- _EXERCISE_
Return the lines below that carry the word "your".

- _RECORDED DATA_
-*-*-

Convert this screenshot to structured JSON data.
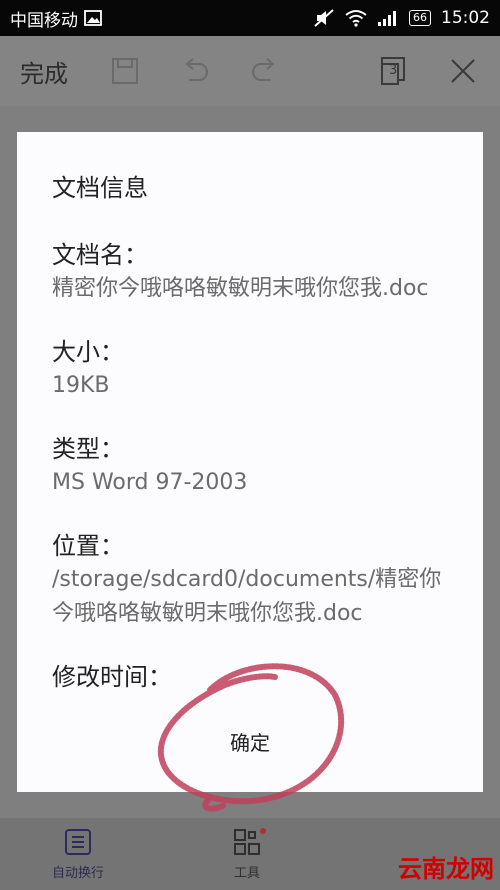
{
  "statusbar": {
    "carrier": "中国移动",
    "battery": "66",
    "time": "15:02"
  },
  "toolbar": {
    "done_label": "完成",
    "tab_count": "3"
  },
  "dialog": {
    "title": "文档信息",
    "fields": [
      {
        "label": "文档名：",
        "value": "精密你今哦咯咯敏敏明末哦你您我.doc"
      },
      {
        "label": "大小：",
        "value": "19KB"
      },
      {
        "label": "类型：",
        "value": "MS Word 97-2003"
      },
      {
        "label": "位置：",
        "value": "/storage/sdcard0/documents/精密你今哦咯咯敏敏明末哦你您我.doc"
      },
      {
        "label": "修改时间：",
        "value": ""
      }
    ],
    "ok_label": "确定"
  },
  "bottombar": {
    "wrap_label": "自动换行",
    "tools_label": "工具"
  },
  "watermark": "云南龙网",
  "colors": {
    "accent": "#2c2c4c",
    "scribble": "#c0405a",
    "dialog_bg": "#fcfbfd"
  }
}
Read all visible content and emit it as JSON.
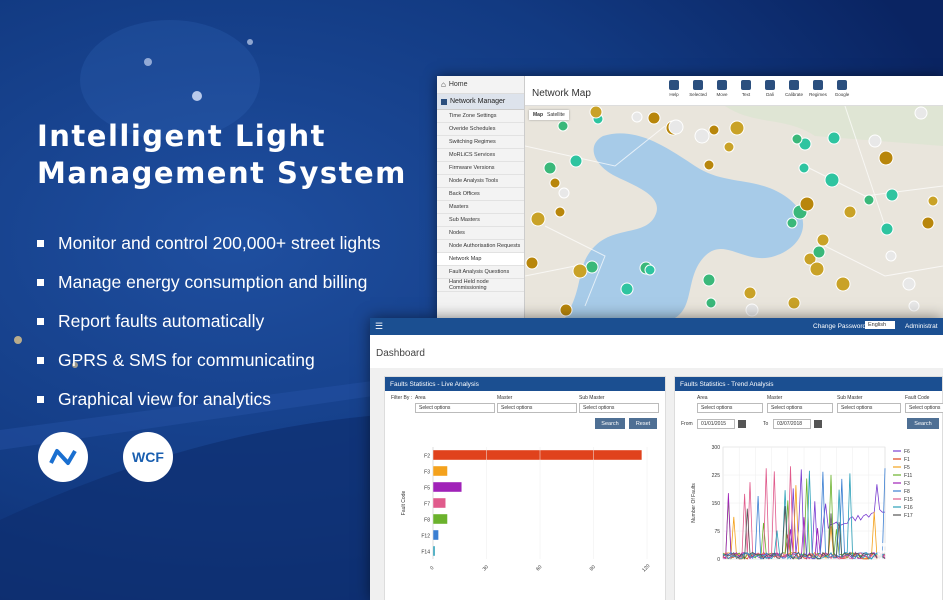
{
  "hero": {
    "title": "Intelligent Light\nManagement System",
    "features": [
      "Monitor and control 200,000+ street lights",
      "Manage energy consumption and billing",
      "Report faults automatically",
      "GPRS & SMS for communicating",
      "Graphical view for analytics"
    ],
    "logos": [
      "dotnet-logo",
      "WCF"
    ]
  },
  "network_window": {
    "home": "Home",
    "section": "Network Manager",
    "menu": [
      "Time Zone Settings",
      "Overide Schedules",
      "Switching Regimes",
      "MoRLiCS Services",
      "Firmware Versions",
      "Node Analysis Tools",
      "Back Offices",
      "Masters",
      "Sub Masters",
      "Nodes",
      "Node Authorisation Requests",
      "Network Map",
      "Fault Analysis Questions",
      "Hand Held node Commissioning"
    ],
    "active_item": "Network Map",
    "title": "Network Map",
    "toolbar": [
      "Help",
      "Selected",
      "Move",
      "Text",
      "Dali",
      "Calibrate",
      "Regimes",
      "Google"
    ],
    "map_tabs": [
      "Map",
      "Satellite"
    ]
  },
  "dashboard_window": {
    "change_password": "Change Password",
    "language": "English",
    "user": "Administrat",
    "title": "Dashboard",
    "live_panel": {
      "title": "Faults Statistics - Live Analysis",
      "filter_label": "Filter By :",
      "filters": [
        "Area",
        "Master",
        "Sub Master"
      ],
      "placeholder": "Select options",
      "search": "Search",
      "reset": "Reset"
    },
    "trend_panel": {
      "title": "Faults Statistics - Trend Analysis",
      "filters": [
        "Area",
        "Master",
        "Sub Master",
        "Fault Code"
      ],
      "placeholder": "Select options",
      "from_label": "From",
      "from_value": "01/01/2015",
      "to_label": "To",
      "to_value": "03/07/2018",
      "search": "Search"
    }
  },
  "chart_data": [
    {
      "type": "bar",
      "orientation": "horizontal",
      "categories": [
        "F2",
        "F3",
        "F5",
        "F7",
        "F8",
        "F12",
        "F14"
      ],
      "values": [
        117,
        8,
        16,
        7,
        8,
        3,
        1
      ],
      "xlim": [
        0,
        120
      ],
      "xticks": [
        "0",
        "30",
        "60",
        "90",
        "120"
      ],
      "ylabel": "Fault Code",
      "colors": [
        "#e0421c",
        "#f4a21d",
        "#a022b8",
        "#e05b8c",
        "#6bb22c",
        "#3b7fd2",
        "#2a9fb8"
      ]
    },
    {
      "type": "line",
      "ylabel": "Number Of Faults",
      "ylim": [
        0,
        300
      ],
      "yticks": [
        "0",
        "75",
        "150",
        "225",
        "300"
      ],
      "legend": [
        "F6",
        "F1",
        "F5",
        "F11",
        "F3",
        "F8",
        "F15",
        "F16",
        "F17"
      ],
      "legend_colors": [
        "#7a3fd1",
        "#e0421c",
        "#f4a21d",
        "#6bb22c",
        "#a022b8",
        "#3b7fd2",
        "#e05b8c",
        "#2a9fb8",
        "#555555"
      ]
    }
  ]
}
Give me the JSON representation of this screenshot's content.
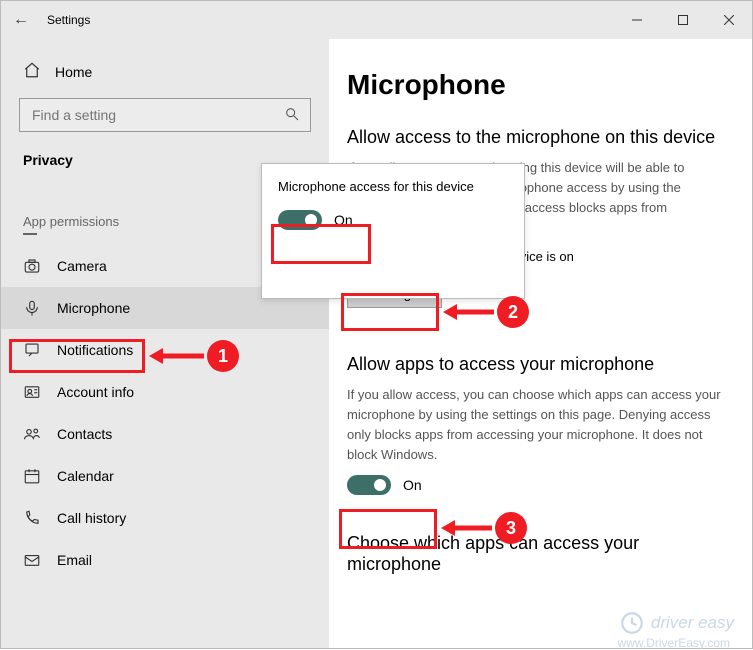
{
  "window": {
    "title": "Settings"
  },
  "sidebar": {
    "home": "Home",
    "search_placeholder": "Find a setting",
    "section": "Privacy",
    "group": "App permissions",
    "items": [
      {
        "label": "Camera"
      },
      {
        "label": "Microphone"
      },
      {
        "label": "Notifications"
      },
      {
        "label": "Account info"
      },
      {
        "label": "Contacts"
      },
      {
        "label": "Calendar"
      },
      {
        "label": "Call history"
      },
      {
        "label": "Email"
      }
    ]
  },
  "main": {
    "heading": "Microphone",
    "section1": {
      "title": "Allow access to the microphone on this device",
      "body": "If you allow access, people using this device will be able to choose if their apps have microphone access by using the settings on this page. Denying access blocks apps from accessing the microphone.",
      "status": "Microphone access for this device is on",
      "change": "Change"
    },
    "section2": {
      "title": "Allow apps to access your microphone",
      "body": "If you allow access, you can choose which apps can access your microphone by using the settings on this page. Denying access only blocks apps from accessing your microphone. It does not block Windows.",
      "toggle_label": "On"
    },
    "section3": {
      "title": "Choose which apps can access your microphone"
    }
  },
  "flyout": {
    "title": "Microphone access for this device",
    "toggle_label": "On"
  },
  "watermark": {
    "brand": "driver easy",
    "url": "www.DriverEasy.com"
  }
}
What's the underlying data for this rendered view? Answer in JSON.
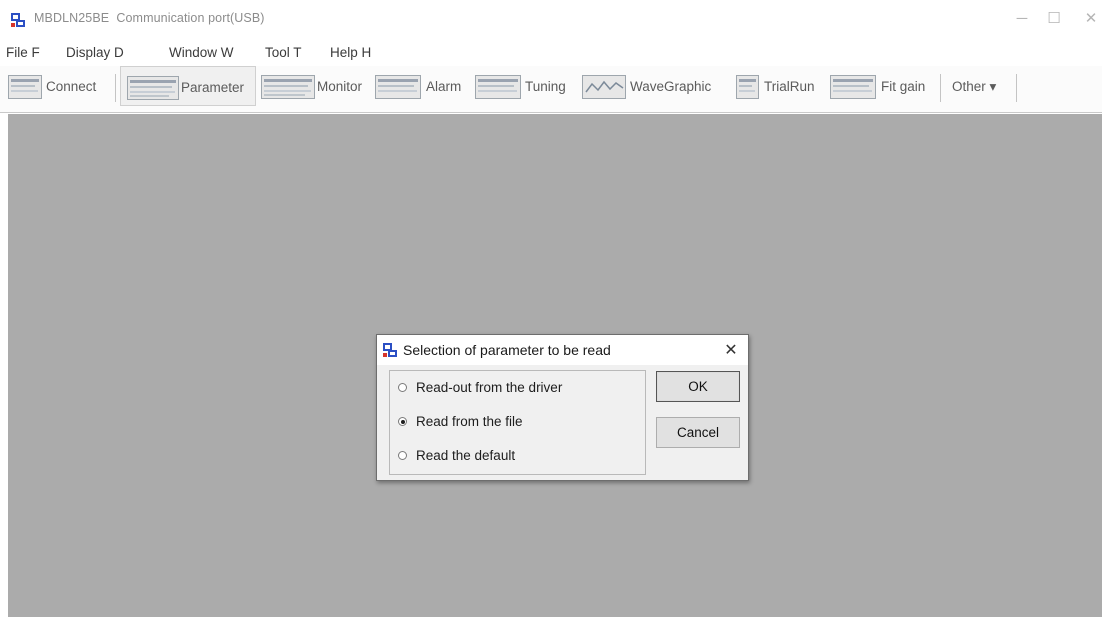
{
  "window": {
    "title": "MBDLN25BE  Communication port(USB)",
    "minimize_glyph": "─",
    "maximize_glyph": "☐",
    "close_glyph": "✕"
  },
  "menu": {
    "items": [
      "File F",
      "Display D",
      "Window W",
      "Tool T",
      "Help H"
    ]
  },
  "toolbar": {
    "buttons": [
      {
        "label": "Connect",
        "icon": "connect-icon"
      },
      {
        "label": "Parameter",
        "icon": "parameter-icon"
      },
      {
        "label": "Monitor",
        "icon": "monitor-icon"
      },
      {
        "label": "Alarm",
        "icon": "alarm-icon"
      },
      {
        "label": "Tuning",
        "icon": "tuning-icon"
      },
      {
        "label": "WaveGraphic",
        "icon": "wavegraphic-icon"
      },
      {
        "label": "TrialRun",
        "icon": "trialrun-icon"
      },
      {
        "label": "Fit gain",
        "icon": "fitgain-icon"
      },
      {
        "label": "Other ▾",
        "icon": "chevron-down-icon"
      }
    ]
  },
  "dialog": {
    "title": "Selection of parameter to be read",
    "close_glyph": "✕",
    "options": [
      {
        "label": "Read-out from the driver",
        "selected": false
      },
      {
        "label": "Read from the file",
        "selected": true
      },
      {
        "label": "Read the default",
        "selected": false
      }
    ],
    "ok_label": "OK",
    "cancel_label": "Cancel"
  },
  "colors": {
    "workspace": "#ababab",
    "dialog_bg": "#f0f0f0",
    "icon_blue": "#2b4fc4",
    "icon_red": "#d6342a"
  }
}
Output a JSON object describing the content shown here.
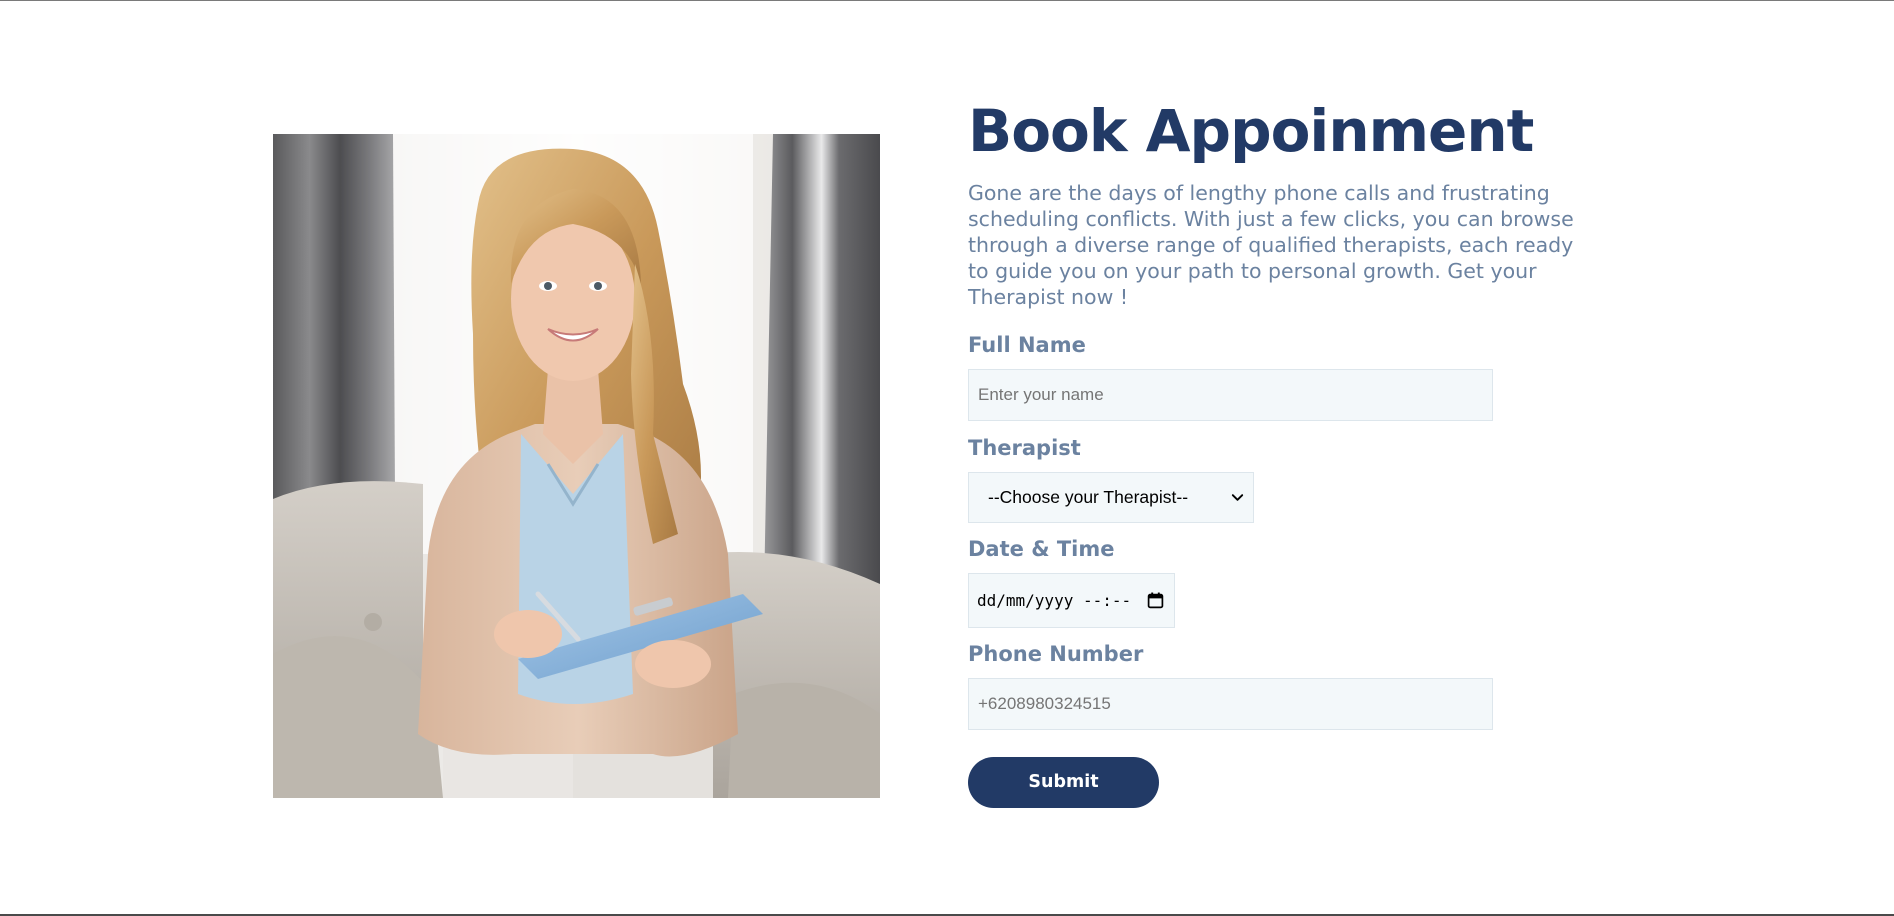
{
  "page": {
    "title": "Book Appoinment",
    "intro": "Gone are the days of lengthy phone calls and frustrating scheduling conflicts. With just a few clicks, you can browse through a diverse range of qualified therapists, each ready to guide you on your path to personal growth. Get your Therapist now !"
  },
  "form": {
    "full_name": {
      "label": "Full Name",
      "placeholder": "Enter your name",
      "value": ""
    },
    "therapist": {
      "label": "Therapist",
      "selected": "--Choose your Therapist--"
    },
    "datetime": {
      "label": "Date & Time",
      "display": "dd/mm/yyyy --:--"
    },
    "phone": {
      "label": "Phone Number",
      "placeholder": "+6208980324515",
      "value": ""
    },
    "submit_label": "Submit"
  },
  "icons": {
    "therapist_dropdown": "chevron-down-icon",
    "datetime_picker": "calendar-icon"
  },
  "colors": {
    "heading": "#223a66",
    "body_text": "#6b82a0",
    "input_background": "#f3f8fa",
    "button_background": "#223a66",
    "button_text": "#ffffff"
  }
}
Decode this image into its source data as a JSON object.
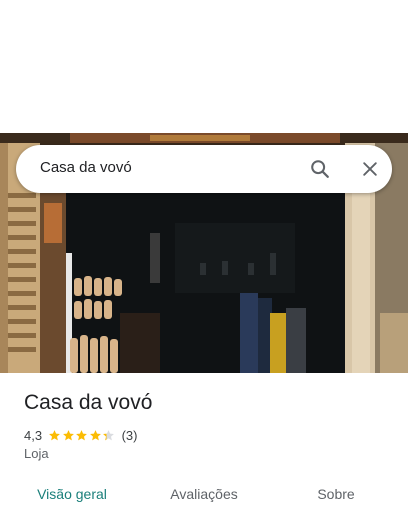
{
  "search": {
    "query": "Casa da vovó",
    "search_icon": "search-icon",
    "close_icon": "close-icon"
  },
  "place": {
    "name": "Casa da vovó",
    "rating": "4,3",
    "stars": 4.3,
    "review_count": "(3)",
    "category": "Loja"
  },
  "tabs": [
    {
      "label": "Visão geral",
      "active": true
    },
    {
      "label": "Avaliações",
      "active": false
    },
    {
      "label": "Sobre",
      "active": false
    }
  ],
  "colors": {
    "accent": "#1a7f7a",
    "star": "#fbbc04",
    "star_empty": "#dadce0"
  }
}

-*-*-

- _OUTPUT OF THE EXERCISE_
      "title": "Allow apps to access your microphone",
      "body": "If you allow access, you can choose which apps can access your microphone by using the settings on this page. Denying access only blocks apps from accessing your microphone. It does not block Windows.",
      "title": "Choose which apps can access your microphone"
    "intro": "Gone are the days of lengthy phone calls and frustrating scheduling conflicts. With just a few clicks, you can browse through a diverse range of qualified therapists, each ready to guide you on your path to personal growth. Get your Therapist now !"
      "placeholder": "Enter your name",
      "selected": "--Choose your Therapist--"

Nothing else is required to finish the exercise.